=== Section Start ===
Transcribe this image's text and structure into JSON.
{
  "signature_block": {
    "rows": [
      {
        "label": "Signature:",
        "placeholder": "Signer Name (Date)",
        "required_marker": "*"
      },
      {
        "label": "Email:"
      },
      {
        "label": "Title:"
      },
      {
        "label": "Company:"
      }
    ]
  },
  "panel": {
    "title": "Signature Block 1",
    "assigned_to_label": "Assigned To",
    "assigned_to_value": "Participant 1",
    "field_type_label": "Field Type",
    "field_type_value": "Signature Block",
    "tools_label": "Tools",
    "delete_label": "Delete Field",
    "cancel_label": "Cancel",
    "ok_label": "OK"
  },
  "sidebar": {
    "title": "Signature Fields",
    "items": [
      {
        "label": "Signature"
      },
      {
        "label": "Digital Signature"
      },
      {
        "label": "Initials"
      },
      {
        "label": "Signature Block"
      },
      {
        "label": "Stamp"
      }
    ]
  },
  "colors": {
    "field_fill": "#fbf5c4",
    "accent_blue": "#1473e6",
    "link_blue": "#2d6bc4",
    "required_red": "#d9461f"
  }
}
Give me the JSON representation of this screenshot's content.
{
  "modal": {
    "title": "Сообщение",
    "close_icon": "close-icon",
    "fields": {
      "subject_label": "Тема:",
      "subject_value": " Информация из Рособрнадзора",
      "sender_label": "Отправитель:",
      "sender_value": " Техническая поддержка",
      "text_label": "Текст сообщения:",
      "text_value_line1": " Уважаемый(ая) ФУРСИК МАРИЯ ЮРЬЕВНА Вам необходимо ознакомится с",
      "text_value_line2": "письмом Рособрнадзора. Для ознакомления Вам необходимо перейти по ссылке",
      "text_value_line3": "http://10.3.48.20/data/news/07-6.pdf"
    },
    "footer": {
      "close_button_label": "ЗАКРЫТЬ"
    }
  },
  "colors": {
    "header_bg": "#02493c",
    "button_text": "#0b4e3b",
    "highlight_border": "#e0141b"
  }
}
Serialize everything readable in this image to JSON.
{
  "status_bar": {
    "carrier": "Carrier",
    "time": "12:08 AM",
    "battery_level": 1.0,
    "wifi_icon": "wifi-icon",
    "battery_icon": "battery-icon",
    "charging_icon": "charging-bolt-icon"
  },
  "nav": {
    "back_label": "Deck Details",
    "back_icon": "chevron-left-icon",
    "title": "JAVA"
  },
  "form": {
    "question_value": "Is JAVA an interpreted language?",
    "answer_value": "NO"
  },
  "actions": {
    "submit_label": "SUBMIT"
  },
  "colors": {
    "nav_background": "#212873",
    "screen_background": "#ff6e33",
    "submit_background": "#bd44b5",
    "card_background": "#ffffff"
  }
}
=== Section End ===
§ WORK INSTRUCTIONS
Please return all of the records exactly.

§ TASK OUTPUT
Transcribe this image's text and structure into JSON.
{
  "signature_block": {
    "rows": [
      {
        "label": "Signature:",
        "placeholder": "Signer Name (Date)",
        "required_marker": "*"
      },
      {
        "label": "Email:"
      },
      {
        "label": "Title:"
      },
      {
        "label": "Company:"
      }
    ]
  },
  "panel": {
    "title": "Signature Block 1",
    "assigned_to_label": "Assigned To",
    "assigned_to_value": "Participant 1",
    "field_type_label": "Field Type",
    "field_type_value": "Signature Block",
    "tools_label": "Tools",
    "delete_label": "Delete Field",
    "cancel_label": "Cancel",
    "ok_label": "OK"
  },
  "sidebar": {
    "title": "Signature Fields",
    "items": [
      {
        "label": "Signature"
      },
      {
        "label": "Digital Signature"
      },
      {
        "label": "Initials"
      },
      {
        "label": "Signature Block"
      },
      {
        "label": "Stamp"
      }
    ]
  },
  "colors": {
    "field_fill": "#fbf5c4",
    "accent_blue": "#1473e6",
    "link_blue": "#2d6bc4",
    "required_red": "#d9461f"
  }
}
Give me the JSON representation of this screenshot's content.
{
  "modal": {
    "title": "Сообщение",
    "close_icon": "close-icon",
    "fields": {
      "subject_label": "Тема:",
      "subject_value": " Информация из Рособрнадзора",
      "sender_label": "Отправитель:",
      "sender_value": " Техническая поддержка",
      "text_label": "Текст сообщения:",
      "text_value_line1": " Уважаемый(ая) ФУРСИК МАРИЯ ЮРЬЕВНА Вам необходимо ознакомится с",
      "text_value_line2": "письмом Рособрнадзора. Для ознакомления Вам необходимо перейти по ссылке",
      "text_value_line3": "http://10.3.48.20/data/news/07-6.pdf"
    },
    "footer": {
      "close_button_label": "ЗАКРЫТЬ"
    }
  },
  "colors": {
    "header_bg": "#02493c",
    "button_text": "#0b4e3b",
    "highlight_border": "#e0141b"
  }
}
Serialize everything readable in this image to JSON.
{
  "status_bar": {
    "carrier": "Carrier",
    "time": "12:08 AM",
    "battery_level": 1.0,
    "wifi_icon": "wifi-icon",
    "battery_icon": "battery-icon",
    "charging_icon": "charging-bolt-icon"
  },
  "nav": {
    "back_label": "Deck Details",
    "back_icon": "chevron-left-icon",
    "title": "JAVA"
  },
  "form": {
    "question_value": "Is JAVA an interpreted language?",
    "answer_value": "NO"
  },
  "actions": {
    "submit_label": "SUBMIT"
  },
  "colors": {
    "nav_background": "#212873",
    "screen_background": "#ff6e33",
    "submit_background": "#bd44b5",
    "card_background": "#ffffff"
  }
}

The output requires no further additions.